Secondary productivity is the rate at which consumers convert organic material into biomass. In this sense, biomass describes the dry mass of organic material in an organism, and this can be used for energy. However, secondary productivity introduces no new energy into the system. It is entirely dependent on what was produced by primary productivity.

Trophic Pyramid

As shown in the percentages in the diagram above, as energy moves up the pyramid, only 10% of energy from the previous level is captured. The other 90% is lost as metabolic heat, due to inefficient energy transfer. This loss of energy going up the pyramid is what limits the maximum number of trophic levels to six. There is not enough energy to sustain any higher level.

It is important to note that it is far more energy efficient for humans to consume organisms at lower trophic levels, like primary producers, than at the higher levels.

2. Food Chains

Food chains are representations of who eats whom in an ecosystem. This diagram demonstrates how trophic levels help us distinguish between types of organisms.

Food Chain

1. Primary Producer: The plant in the chain is a primary producer, also known as the primary trophic level. On land, primary producers are usually plants, while in the oceans they can be plankton, photosynthetic bacteria, and unicellular algae.
2. Primary Consumer: The worm could be considered both a primary consumer because it is eating the plant, or a decomposer because it is recycling dead biomass from the plant. In this case, it is considered a primary consumer, so it is part of the second trophic level.
3. Secondary Consumer: The secondary consumer in this food chain is the turtle, and it is the third trophic level.
4. Tertiary Consumer: Finally, at the top, the eagle is the tertiary consumer.
5. Decomposer: The eagle will eventually die and be consumed by decomposers, such as bacteria, which will transform it into nutrients to begin the chain again.

In general, most predators consume prey that is smaller than they are, so as one goes up the food chain, organisms get larger and larger. Also, the larger the organism, the more space is required for that organism to find food, which results in lower population numbers at higher levels of the food chain.

3. Food Webs

Food webs, like the one shown below, are diagrams of trophic interactions. They essentially diagram ways that organisms obtain energy from other organisms. The majority of food webs are quite complex and involve many organisms and relationships.

Food Web

This food web shows that the primary producers are at the first trophic level. The primary consumers represent the second trophic level, and the secondary consumers are part of the third trophic level.

Today we learned about trophic levels, as illustrated in a trophic pyramid, which show the hierarchy of feeding and energy transfer in an ecosystem.

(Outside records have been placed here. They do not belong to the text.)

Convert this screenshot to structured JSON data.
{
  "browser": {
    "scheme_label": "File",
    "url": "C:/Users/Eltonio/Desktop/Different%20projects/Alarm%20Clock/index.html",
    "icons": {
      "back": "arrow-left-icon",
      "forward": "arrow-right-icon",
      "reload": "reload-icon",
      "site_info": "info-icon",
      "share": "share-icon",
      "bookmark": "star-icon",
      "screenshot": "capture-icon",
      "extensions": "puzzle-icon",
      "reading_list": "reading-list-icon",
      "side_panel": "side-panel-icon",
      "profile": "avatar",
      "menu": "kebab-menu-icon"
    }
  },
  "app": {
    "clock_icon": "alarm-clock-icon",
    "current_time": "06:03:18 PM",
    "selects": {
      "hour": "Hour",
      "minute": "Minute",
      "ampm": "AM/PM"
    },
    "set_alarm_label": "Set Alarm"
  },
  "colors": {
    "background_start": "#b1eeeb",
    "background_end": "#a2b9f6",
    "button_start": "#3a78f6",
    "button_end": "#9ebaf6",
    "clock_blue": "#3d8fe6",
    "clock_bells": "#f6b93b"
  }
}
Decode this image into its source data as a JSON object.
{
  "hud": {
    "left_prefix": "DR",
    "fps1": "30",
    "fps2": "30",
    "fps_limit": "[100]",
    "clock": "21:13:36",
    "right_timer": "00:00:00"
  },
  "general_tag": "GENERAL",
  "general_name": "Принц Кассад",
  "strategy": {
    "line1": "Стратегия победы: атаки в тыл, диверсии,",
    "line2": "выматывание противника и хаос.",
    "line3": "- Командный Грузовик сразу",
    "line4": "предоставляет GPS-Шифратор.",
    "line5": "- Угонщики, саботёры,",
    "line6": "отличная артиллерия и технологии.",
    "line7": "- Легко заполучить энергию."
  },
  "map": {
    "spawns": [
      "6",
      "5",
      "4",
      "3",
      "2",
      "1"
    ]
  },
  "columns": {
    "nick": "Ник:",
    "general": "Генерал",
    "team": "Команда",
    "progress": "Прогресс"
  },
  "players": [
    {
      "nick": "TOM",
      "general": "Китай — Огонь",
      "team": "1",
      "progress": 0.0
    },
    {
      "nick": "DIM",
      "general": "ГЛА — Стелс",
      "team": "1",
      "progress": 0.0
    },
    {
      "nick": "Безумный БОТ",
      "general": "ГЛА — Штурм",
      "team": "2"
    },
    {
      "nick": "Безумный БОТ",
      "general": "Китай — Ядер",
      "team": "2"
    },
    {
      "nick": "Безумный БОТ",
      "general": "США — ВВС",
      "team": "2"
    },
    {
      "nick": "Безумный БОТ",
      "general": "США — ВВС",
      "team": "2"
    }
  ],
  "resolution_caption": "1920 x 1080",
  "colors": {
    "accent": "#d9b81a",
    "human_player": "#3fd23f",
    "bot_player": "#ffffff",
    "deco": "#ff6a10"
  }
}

We also learned about food chains and food webs, which are other ways to diagram trophic interactions in an ecosystem.